Interface dataset entries

+ + +

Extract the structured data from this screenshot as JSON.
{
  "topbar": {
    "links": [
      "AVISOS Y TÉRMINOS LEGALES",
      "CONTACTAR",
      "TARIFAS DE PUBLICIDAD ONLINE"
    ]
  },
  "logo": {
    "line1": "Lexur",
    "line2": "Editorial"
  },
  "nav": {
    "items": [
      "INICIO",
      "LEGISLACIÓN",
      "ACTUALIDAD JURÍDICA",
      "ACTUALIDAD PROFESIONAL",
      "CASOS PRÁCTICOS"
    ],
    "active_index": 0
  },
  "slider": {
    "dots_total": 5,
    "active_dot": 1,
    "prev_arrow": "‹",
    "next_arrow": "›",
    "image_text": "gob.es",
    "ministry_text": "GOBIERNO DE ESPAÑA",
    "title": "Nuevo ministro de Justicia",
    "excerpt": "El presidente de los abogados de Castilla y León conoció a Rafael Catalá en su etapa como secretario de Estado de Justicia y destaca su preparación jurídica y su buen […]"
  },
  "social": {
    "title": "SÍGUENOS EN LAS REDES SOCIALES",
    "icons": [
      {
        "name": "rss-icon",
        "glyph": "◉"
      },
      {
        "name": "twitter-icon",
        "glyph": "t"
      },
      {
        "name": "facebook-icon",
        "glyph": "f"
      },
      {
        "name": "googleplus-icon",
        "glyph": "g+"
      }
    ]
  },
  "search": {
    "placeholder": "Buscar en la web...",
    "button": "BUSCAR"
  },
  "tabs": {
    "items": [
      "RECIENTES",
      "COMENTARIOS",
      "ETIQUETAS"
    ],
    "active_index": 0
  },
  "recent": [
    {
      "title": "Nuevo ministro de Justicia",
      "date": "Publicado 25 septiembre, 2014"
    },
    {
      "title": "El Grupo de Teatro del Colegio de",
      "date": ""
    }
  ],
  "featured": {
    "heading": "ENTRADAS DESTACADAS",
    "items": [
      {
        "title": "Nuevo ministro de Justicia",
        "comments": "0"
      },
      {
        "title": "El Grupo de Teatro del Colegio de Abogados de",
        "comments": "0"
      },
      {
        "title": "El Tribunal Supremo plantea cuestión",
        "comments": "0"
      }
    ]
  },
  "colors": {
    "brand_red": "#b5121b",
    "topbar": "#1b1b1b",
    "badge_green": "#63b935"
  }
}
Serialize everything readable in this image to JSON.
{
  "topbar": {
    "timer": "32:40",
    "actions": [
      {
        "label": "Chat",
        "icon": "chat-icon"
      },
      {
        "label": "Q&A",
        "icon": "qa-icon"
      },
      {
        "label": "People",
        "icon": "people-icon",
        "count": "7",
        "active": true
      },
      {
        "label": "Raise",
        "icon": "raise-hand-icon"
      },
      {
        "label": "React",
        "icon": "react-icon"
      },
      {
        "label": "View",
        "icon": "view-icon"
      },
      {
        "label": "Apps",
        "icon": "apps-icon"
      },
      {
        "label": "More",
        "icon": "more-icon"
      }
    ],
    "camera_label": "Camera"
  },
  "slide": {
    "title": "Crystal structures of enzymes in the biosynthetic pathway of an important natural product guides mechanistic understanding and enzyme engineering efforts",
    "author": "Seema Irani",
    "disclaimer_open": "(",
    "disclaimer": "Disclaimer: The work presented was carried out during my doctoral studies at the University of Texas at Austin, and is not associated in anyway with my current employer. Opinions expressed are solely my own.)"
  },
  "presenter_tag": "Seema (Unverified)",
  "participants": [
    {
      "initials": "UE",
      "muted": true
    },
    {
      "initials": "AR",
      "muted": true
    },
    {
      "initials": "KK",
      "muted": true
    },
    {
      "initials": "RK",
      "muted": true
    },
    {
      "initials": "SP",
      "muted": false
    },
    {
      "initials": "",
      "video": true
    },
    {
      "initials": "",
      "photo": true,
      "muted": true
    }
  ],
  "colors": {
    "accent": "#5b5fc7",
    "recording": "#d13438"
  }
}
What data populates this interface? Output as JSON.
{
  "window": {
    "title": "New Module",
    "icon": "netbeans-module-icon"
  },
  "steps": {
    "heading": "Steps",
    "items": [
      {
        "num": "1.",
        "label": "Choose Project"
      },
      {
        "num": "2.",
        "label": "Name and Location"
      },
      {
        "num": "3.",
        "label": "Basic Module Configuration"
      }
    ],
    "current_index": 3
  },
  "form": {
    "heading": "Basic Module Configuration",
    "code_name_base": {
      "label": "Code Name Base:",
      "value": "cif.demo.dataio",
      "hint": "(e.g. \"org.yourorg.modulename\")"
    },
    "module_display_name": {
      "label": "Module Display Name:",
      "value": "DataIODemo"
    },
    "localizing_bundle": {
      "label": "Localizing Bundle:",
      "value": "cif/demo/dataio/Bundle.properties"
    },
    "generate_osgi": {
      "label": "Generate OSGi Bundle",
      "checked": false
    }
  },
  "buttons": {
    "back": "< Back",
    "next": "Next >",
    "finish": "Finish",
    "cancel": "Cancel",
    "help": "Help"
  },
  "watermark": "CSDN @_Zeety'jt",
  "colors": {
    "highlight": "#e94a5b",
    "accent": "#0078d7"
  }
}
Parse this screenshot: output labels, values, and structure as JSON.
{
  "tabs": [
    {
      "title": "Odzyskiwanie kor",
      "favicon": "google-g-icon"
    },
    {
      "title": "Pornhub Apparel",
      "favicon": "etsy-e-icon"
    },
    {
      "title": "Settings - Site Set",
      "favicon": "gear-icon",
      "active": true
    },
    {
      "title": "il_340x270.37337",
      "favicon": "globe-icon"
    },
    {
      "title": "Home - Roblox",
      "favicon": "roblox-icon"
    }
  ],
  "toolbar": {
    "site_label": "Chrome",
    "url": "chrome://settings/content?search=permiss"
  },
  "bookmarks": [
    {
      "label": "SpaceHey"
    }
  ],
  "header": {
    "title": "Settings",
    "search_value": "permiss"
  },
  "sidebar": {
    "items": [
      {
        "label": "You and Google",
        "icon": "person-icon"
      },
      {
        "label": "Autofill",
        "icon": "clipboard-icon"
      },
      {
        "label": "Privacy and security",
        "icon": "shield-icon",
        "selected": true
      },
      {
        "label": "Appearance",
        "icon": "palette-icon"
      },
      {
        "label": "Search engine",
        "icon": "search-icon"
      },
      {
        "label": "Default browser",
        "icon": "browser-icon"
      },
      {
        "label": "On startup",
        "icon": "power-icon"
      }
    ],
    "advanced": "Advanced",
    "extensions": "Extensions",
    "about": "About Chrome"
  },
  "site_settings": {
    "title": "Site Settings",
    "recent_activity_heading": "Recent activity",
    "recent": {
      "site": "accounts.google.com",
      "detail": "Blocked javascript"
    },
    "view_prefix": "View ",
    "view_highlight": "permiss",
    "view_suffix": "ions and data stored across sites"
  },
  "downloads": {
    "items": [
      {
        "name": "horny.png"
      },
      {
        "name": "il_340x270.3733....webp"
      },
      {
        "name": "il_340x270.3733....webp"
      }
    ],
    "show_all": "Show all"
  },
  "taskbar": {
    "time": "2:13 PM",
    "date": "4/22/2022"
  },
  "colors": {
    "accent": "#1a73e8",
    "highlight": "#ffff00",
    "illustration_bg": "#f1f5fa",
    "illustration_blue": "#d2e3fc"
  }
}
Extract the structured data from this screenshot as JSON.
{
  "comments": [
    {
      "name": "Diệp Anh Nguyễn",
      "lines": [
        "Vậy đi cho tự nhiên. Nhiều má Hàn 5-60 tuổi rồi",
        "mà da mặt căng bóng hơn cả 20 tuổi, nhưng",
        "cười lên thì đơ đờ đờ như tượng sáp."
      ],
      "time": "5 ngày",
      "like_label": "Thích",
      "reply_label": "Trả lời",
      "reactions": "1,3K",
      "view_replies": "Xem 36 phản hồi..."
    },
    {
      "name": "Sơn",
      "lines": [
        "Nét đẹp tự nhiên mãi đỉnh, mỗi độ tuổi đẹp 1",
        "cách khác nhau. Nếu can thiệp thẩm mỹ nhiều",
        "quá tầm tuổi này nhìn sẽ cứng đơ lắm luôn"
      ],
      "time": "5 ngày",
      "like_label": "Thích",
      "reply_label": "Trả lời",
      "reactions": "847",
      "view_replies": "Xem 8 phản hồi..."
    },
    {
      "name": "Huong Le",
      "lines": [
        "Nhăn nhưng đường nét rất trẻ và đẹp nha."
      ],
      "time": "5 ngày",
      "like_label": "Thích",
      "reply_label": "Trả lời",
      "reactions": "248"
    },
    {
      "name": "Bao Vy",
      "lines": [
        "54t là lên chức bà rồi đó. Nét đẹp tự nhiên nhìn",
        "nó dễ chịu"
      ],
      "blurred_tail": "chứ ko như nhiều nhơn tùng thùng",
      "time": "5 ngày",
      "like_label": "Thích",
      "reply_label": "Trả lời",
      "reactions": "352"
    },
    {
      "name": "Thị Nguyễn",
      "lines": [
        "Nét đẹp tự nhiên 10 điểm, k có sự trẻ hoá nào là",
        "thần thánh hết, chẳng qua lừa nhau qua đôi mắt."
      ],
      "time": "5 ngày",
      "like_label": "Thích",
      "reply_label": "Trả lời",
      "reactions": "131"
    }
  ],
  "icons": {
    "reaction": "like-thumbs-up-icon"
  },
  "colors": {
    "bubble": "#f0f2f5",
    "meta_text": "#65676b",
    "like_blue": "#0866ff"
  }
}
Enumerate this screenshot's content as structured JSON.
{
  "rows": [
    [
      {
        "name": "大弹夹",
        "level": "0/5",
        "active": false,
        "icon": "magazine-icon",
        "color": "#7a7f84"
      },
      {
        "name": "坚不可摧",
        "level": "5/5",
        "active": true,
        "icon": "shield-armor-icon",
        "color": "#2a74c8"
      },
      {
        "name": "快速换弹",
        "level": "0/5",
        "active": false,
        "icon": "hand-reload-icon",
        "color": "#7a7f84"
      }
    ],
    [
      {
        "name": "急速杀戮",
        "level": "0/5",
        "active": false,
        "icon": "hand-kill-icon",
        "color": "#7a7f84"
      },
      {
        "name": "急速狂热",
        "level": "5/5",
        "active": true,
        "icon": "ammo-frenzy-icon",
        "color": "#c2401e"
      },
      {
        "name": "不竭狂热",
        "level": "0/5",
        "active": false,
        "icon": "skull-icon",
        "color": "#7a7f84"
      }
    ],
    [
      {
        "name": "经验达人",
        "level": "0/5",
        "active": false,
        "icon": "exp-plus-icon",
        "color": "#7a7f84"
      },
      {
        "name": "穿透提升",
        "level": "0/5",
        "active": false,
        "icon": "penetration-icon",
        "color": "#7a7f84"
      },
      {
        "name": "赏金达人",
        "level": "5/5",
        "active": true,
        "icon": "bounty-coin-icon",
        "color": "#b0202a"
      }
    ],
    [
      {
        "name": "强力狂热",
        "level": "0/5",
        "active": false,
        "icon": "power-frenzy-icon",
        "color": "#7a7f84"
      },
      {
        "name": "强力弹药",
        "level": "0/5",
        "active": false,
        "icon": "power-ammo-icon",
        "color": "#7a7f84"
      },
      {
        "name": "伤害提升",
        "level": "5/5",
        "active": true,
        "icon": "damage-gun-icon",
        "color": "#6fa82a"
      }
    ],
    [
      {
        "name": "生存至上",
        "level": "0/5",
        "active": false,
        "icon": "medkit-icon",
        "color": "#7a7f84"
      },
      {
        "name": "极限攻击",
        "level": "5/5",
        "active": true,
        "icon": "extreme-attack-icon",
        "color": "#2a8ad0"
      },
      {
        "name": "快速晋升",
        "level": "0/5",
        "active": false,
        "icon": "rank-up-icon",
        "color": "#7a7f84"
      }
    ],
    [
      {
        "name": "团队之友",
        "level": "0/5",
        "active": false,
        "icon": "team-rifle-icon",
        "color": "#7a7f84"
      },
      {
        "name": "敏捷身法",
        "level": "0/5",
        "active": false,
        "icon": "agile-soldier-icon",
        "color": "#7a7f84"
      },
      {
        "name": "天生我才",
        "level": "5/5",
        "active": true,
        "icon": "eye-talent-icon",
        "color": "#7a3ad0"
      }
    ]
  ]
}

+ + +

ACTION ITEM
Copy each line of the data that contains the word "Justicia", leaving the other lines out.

TASK RESULT
    "title": "Nuevo ministro de Justicia",
    "excerpt": "El presidente de los abogados de Castilla y León conoció a Rafael Catalá en su etapa como secretario de Estado de Justicia y destaca su preparación jurídica y su buen […]"
      "title": "Nuevo ministro de Justicia",
        "title": "Nuevo ministro de Justicia",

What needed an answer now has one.